- Challenge seeks top pre-17 driving talent
- Aim: To halve new drivers’ accident rate
- Repetition key to being confident and safe driver
LONDON, England – The search is on for the best drivers from across Britain and the process could be a lesson for the authorities in South Africa on how to start cutting our horrific highways death toll.
It involves learner drivers who are YOUNGER THAN 17!
In fact, entrants to the Young Driver Challenge 2017 can be as young as 10, seven years before being legally able to take their driving test or, in fact, drive a car on public roads.
Until the end of July 2017 instructors at every Young Drivers venues were looking for the best youngsters to put forward to a national final scheduled for the National Exhibition Centre in the central English city of Birmingham on September 30.

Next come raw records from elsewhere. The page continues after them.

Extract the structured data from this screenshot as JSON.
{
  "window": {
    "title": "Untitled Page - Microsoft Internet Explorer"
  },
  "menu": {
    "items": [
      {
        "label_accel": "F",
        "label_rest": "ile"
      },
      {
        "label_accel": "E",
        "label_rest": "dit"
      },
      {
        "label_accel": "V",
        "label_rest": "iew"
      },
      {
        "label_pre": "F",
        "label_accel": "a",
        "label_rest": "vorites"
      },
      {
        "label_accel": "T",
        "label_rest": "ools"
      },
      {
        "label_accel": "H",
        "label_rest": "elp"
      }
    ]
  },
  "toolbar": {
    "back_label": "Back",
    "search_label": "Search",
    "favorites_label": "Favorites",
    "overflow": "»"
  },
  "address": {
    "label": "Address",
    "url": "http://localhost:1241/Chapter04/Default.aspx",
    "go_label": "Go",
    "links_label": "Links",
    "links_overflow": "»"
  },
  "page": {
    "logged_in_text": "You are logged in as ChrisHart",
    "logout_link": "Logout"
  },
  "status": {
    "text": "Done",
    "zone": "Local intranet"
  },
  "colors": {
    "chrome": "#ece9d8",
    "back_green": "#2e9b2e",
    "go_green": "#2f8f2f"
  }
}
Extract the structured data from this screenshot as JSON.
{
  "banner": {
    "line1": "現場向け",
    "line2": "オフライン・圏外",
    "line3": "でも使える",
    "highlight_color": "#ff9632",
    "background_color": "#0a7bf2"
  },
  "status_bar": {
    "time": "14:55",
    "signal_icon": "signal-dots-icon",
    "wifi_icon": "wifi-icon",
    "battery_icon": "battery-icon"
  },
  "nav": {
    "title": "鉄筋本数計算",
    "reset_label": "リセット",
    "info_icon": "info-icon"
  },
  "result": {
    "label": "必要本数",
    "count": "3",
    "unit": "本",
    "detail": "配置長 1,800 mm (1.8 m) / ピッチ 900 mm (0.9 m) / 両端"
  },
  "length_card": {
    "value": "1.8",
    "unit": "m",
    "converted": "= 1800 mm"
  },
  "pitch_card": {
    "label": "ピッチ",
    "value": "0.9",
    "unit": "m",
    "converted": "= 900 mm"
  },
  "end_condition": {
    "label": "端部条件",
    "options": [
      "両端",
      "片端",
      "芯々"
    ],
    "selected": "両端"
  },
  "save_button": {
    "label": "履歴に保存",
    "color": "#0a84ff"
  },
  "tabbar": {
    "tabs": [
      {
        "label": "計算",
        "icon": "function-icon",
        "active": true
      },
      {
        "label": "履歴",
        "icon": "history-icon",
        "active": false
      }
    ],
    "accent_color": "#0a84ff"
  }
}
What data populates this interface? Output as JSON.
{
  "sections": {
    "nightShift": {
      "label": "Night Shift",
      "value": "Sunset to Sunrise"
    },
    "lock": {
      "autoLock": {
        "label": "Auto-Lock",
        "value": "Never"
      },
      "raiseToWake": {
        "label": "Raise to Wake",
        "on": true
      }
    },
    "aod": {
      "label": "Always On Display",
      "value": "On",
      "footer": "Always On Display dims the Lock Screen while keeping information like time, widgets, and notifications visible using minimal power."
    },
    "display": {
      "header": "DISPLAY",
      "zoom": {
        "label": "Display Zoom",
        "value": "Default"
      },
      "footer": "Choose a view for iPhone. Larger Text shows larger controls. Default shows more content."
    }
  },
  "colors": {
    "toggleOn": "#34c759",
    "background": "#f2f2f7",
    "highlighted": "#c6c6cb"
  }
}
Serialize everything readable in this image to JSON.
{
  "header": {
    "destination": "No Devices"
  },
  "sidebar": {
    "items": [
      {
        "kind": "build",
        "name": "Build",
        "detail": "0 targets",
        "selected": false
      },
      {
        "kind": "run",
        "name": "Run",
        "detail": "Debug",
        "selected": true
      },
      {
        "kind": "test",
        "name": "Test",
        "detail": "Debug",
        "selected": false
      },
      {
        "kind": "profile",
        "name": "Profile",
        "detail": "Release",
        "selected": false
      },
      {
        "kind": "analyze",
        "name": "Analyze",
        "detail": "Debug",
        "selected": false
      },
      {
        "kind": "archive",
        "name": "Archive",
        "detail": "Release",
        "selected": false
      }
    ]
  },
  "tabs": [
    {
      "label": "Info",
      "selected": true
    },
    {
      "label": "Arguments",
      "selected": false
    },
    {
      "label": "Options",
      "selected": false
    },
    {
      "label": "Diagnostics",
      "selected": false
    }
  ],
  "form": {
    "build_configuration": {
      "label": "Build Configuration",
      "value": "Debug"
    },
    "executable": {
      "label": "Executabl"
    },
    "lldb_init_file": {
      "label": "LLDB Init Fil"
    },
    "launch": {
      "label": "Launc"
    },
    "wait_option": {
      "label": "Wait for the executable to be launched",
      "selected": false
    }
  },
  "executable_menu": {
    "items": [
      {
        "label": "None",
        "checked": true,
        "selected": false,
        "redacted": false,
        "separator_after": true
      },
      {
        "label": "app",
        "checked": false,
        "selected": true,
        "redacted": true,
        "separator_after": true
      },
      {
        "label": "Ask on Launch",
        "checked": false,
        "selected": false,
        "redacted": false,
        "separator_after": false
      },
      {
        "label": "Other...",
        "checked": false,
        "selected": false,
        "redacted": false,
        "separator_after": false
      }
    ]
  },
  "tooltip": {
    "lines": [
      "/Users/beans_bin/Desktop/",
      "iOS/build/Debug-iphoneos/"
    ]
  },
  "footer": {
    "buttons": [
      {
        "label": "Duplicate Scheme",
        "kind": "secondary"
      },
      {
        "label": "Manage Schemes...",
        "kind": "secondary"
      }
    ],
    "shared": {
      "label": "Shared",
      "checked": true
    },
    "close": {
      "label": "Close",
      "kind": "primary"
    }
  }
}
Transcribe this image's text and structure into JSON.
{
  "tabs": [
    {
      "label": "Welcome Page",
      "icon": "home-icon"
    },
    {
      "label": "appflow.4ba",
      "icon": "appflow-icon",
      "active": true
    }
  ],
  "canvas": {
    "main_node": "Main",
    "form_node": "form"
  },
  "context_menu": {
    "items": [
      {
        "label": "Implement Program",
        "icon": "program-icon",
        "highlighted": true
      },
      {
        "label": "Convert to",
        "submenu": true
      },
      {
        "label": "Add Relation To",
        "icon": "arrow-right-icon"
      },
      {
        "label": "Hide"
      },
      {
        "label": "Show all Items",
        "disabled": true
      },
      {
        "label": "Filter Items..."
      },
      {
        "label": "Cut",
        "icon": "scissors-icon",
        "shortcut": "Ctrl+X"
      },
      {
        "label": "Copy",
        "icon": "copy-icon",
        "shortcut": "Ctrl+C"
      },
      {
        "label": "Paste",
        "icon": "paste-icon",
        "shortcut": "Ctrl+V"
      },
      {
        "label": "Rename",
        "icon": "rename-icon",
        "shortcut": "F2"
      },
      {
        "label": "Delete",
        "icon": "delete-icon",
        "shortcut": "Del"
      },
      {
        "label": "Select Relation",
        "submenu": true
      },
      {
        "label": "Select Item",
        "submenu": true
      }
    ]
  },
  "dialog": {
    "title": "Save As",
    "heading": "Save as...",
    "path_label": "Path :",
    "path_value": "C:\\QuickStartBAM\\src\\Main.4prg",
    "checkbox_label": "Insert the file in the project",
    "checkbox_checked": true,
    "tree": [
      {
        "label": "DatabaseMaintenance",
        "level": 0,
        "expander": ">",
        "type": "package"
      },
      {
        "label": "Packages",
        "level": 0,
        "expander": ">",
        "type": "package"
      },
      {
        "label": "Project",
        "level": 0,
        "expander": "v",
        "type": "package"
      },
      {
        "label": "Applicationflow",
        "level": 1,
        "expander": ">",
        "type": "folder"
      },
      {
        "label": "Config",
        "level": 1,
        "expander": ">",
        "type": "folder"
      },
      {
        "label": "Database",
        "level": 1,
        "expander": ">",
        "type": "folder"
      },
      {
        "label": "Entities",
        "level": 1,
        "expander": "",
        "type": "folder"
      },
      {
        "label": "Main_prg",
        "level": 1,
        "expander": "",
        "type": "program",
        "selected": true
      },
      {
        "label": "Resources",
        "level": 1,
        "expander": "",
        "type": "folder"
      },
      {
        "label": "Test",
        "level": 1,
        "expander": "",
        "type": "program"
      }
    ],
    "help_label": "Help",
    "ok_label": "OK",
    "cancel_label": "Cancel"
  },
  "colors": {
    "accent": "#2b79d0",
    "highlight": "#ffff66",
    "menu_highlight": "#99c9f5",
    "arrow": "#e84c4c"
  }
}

Forty finalists will compete in two age categories: 10-13 and 14-16.
The challenge is intended to encourage youngsters to consider responsible and safe driving, with top marks given to those who show the best levels of control and awareness.
Entrants will drive a real dual-control car with a driving instructor and be scored on driving skill and manoeuvring – parallel parking, independent driving, emergency stops, steering, judgement and positioning.
Prizes will include pre- and post-aged 17 driving lessons and £500 (about R8500) off an Admiral car insurance policy.
Kim Stanton, who heads up Young Driver, said: “We’re delighted to be running the challenge for the fourth year. In previous years judges, among them former police drivers and advanced instructors, have been stunned to see how well these youngsters drive and the level of responsibility.”
HALVE THE CRASHES
The awards, she says, give us a great opportunity to reach more people. The aim had always been a safer next generation of drivers through teaching youngsters over a longer period and from a younger age.
“Research shows this can half the accident rate – by the time they’re on the road they’ve mastered the mechanics of driving and can concentrate more on interacting with other road users.”
Teen expert Nicola Morgan, is an award-winning author and international speaker specialising in writing for and about adolescent development, performance and well-being, explained:
“The brain learns to do things well by repetition. Every time an activity it repeated, mentally or physically, we create and strengthening paths between neurons (nerve cells in the brain and spinal cord) which allow us to become confident, fluent and expert in something.
” The more we do it the stronger those paths become; the more ‘automatic’ the skills become.
“There is danger in learning to drive in a short time with minimum repetitions just to pass the test but not to become expert. Driving skills will not have not been embedded so there’s huge focus on things that should be automatic such as gear-changing and road position.
“That takes focus from noticing and dealing with sudden road events, such as another driver stopping suddenly.”
For more information go the Young Driver website. Perhaps our national Minister of Transport might take note…?